The flood of 2014 is going to cost Manitoba farmers a billion dollars, according to Doug Chorney, president of farm lobby group Keystone Agricultural Producers. 

Chorney said the latest figures confirm 920,000 acres are unseeded, but that's not the total amount of damage to farmland in this year's flood.

All together, KAP figures it least two million acres of Manitoba farmland is either not seeded or seeded but lost to water damage so far. And that number is expected to soar to three and a half million acres by the time it's over. 

"We believe there will be a significant amount of seeded acres impacted," he said. "So that's 25 per cent of the arable acres in Manitoba. It's a big hit. We expect about a billion dollars of farm income will be lost this year. 

flooded farmland

Stan and Kyle Cochrane have not been able to seed their land near Griswold, Man. in the Assiniboine Valley. KAP said the total number of unseeded acres due to flooding this year - so far - is 920,000. (Jill Coubrough/CBC)

‚ÄčKAP met with farmers in Brandon, Man., on Thursday to talk about what they are seeing in flood damages. 

Chorney said KAP representatives spent Wednesday morning at the Manitoba Legislature talking to Agricultural Minister Ron Kostyshyn and his staff about setting up an  agri-recovery program.

It's not a fast process to develop these programs. But we want to make sure we're providing the best information possible to government and a forum like this is exactly where we get that information.

Chorney said farmers want to use the 2011 flood recovery program as a baseline. 

He said farmers are concerned about the second crest of the Assiniboine but expect it will be smaller than the first.

He said farmers knew well before the province sounded the alarm that flood waters were headed their way after heavy rains and recent storms from farm leaders in Saskatchewan that there was too much moisture and the tributaries were filling up. 

"We knew we already were at a high water level in the province before that. So it was pretty obvious we were going to have a problem. Although I never envisioned we would be as severely damaged as we have been."

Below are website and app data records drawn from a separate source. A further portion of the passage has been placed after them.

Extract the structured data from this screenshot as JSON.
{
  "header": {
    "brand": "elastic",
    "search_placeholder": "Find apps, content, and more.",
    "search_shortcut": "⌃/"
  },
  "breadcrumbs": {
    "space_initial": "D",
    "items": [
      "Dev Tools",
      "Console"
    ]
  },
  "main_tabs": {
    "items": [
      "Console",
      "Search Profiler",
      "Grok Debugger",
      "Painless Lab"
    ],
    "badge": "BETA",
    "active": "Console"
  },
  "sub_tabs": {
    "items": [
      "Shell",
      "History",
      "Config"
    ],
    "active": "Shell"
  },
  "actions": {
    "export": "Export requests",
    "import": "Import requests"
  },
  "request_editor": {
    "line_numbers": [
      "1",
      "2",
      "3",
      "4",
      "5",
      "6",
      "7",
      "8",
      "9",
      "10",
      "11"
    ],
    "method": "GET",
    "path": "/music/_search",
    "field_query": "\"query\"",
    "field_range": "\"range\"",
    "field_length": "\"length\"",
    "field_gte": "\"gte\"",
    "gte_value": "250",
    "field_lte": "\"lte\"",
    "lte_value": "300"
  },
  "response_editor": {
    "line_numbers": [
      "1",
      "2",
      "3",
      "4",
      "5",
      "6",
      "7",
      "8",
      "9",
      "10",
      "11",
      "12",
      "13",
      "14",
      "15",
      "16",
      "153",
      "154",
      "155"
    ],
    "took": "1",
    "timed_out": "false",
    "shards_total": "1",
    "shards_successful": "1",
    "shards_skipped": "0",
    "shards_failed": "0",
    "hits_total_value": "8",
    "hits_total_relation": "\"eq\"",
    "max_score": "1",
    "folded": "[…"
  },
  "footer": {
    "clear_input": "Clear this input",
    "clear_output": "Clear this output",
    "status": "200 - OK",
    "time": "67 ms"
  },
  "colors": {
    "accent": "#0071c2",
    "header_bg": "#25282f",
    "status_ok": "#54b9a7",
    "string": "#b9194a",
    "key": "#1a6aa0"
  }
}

Farmers' stories differ, common thread is major stress

Dozens of farmers showed up Thursday to tell KAP about what they are seeing this year. 

"We've lost 2,000 acres of production and that equates to over half a million dollars in gross revenue," said Walt Finlay who farms near Souris.

"I've lost 70 per cent of our seeded acres," Greg Fotheringham from Reston said. "Unplanted because of excess moisture."

Dwight Eisner from the Swan River area said he's lost close to a third of his crop. 

And Lorne Rossnagel said it's not just his crop he's losing. It's also taking a toll on his livestock

"We have a lot of problems with bad feed and stuff, and trying to breed when they're in mud and water the insects alone are really putting a lot of stress on the cattle," he said. 

Farmers can only apply for crop insurance if they get the crop in. So many are looking to disaster financial assistance for help. 

But some, like Stan Cochrane, who farms near Griswold, Man,, are skeptical that will amount to much, if anything.

"We still never received a cent [from 2011]," he said. 

Cochrane said farmers can only cash in on that kind of assistance when fields are artificially flooded. "It's kind of a two tier system as far as I'm concerned," he said. 

Conservative MP for Brandon - Souris Larry Maguire called on the Assiniboine River Basin Commission to be proactive with future floods.